Pope Francis has suggested women threatened with the Zika virus could use artificial contraception, saying "avoiding pregnancy is not an absolute evil" in light of the global epidemic. The pope unequivocally rejected abortion as a response to the crisis in remarks Wednesday as he flew home after a five-day trip to Mexico. But he drew a parallel to a decision by Pope Paul VI in the 1960s to approve giving nuns in Belgian Congo artificial contraception to prevent pregnancies because they were being systematically raped.

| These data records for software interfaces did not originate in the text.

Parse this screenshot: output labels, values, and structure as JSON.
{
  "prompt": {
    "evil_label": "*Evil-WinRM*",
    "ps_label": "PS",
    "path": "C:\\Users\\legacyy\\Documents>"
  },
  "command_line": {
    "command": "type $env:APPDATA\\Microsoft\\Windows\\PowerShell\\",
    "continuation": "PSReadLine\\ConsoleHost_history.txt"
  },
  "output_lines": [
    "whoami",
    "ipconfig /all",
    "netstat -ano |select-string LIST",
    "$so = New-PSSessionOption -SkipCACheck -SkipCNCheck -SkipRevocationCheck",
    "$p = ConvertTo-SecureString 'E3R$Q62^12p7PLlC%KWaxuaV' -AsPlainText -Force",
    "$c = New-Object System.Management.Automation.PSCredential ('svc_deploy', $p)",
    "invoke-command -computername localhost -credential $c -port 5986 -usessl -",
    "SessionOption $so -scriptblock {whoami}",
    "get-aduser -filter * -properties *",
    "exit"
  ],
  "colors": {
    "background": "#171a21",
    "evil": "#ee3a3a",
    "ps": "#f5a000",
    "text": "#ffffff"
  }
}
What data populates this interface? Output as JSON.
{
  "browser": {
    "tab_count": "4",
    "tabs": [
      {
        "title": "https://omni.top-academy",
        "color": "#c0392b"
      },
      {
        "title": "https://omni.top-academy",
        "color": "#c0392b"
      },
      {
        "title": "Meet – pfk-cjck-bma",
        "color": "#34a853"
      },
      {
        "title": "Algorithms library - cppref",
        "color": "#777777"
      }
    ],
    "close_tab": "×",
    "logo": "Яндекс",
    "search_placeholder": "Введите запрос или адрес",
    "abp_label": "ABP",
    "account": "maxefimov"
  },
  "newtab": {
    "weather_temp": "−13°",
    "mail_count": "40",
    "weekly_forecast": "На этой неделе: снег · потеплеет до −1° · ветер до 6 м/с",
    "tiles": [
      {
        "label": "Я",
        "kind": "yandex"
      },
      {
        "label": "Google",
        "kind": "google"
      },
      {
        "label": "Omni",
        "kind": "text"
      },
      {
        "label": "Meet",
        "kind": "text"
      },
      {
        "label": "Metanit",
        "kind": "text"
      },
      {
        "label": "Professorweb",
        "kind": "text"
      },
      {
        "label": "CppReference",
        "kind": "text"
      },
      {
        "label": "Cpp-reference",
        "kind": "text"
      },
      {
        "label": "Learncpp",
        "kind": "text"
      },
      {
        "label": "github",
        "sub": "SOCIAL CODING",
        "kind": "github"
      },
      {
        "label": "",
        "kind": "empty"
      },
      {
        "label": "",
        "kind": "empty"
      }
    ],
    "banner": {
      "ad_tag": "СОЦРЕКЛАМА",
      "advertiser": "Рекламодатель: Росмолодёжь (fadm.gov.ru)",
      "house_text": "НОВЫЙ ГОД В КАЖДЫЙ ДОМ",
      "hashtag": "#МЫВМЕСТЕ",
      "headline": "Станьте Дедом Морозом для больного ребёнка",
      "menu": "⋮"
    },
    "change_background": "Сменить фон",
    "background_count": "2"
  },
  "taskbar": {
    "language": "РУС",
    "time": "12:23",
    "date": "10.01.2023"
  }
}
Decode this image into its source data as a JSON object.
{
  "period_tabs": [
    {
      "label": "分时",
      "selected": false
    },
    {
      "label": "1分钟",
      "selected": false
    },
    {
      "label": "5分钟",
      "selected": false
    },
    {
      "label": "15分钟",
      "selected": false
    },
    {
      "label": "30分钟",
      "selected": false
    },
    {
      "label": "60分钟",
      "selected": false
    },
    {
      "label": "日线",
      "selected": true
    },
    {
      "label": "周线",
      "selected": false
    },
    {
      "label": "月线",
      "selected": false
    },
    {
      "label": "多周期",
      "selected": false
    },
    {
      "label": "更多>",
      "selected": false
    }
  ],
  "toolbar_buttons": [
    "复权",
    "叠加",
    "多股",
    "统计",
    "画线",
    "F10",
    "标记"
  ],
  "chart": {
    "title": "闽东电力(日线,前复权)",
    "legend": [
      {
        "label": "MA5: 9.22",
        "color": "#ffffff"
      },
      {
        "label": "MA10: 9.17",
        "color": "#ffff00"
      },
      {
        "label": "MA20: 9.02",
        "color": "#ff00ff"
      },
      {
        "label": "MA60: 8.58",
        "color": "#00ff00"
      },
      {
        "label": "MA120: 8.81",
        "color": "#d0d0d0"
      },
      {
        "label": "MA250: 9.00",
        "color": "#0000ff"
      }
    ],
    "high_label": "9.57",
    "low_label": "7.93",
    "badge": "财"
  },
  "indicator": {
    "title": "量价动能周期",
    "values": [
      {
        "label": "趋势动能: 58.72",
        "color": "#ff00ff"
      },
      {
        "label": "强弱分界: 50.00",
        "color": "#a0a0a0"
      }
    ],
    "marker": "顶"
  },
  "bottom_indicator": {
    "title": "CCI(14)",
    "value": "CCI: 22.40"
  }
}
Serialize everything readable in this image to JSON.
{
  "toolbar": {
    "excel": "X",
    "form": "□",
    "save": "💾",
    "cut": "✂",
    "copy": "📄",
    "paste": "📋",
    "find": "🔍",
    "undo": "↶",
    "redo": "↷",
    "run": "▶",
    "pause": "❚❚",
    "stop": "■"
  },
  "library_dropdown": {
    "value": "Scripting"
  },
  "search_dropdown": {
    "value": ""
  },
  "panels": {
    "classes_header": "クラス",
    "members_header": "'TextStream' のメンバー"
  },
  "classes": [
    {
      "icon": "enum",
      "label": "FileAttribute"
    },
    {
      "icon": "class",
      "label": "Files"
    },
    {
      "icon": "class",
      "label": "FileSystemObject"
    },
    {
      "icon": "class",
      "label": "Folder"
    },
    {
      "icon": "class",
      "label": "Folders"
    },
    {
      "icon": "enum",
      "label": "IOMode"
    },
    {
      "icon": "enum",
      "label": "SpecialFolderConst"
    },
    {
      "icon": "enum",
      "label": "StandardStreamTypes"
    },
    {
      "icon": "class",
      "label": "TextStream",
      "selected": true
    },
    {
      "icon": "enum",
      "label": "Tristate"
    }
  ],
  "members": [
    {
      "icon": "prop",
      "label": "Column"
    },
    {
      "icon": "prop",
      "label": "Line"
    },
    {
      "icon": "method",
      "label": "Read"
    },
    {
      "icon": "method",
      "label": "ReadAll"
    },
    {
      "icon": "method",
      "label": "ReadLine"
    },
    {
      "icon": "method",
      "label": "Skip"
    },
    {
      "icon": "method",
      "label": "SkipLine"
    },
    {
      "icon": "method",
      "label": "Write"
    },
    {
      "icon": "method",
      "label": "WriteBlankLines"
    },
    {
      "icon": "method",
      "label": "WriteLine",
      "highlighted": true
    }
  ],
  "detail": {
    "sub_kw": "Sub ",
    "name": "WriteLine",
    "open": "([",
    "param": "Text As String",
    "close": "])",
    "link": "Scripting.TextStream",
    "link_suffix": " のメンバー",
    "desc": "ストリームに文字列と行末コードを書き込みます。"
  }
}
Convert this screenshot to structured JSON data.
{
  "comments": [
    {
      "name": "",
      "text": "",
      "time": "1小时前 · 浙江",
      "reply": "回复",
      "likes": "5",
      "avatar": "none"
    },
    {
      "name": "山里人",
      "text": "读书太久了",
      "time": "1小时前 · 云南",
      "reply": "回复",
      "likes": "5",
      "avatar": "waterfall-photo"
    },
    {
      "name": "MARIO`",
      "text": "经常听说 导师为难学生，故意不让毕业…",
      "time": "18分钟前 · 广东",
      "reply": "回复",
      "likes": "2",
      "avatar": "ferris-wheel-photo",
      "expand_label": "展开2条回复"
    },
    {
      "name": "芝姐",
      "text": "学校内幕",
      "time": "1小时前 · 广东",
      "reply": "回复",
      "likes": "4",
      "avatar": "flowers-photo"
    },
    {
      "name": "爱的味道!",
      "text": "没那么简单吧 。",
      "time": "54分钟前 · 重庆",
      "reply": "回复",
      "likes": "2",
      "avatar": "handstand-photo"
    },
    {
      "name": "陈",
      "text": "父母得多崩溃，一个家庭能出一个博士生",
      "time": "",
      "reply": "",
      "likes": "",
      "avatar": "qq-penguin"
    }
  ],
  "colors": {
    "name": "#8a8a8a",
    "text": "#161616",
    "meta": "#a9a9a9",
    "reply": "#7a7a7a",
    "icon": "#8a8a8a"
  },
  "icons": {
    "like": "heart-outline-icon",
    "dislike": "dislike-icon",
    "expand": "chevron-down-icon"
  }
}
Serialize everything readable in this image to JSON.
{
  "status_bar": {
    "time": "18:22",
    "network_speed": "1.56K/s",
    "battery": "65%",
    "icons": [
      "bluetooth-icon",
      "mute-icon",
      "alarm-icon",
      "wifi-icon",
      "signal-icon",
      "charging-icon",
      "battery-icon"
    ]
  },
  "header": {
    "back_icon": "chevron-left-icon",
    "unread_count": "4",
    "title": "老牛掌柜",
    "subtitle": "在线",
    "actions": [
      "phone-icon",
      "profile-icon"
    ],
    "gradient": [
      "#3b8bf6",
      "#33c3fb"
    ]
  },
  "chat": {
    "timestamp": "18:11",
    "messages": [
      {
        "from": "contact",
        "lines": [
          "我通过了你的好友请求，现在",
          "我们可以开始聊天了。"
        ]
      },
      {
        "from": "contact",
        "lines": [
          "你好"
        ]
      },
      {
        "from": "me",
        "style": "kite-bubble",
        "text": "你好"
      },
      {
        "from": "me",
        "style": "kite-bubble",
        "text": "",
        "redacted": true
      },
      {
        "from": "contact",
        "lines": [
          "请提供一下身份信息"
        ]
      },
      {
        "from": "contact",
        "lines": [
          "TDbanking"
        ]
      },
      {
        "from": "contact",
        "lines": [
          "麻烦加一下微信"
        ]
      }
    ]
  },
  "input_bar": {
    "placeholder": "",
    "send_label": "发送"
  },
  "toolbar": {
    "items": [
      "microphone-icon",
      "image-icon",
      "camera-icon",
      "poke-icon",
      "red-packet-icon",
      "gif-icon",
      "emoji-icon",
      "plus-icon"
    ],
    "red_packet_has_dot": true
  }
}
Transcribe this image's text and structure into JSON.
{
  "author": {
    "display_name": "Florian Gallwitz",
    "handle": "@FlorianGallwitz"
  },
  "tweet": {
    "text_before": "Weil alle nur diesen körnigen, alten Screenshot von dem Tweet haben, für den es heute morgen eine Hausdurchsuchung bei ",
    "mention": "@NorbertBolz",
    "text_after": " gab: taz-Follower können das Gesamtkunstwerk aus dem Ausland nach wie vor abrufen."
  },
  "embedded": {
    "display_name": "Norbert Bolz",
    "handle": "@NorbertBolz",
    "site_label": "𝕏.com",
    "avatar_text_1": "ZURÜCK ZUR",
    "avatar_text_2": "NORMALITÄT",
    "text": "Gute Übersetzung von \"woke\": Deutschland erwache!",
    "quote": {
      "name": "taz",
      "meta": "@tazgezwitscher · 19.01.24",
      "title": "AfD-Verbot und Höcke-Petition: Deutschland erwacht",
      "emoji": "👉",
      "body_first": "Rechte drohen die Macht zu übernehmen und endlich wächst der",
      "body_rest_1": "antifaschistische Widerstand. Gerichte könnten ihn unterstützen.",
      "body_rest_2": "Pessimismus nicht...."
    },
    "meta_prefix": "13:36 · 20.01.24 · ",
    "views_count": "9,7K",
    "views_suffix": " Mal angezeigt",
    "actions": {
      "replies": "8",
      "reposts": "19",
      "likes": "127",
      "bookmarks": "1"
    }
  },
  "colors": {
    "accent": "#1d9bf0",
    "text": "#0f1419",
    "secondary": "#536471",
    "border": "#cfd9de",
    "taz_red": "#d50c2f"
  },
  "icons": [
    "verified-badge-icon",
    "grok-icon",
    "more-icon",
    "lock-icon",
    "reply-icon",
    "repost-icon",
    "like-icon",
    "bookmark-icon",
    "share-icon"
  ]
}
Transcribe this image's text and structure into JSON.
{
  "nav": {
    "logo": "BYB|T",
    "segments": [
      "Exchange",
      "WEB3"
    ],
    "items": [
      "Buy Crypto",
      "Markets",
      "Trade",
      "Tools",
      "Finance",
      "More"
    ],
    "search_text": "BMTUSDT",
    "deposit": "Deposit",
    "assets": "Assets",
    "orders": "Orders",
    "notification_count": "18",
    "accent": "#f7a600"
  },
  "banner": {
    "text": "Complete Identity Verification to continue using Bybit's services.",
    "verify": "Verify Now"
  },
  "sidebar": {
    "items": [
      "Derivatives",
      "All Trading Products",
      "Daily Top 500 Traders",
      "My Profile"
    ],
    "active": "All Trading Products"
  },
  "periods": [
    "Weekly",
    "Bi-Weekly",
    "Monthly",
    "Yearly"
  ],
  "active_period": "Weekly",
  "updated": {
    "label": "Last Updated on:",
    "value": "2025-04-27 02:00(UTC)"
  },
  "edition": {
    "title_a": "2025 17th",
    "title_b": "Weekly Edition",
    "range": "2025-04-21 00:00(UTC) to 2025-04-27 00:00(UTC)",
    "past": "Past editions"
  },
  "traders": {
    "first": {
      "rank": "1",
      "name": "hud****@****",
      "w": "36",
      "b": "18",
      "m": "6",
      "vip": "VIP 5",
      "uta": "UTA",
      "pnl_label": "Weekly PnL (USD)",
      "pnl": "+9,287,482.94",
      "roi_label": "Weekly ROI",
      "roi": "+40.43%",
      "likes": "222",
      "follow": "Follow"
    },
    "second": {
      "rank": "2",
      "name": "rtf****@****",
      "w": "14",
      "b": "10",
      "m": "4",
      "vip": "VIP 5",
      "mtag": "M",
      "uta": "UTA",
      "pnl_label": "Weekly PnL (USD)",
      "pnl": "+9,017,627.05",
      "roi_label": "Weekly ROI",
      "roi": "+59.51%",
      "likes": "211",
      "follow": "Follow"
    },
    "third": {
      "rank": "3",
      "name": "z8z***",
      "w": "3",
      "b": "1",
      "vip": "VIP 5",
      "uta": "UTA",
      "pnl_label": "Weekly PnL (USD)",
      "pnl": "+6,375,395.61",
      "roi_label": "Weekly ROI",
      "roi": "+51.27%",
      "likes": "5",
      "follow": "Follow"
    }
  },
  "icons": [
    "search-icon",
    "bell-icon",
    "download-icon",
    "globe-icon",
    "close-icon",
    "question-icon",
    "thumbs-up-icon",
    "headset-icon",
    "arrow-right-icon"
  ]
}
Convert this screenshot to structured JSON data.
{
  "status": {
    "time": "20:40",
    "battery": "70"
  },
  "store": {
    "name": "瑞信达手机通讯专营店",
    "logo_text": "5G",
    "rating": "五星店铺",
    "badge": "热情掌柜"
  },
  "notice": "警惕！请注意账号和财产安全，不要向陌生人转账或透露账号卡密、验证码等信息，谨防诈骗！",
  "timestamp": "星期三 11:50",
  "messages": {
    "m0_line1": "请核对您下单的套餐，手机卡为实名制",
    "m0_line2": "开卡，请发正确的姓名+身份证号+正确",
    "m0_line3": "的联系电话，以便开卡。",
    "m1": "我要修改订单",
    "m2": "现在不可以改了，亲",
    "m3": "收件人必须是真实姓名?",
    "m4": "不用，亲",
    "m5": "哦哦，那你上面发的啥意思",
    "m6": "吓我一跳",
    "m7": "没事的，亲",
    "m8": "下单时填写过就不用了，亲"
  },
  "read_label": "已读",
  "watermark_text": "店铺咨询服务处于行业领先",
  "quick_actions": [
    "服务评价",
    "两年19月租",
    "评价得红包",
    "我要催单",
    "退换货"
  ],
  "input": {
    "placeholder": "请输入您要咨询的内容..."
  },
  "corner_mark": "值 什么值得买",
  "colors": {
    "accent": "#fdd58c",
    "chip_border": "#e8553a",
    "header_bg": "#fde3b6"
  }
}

Abortion "is an evil in and of itself, but it is not a religious evil at its root, no? It's a human evil," Francis told reporters. "On the other hand, avoiding pregnancy is not an absolute evil." Francis was responding to a reporter's question about whether abortion or birth control could be considered a "lesser evil" when confronting the Zika crisis in Brazil, where there has been a spike in babies born with abnormally small heads to Zika-infected mothers. Theologians and some Latin American bishops cautioned the pope was not giving a green light for Catholics to use artificial birth control, nor did his remarks amount to a change in church teaching. (Francis' Zika remarks were largely overshadowed by comments that drew an angry response from Donald Trump.)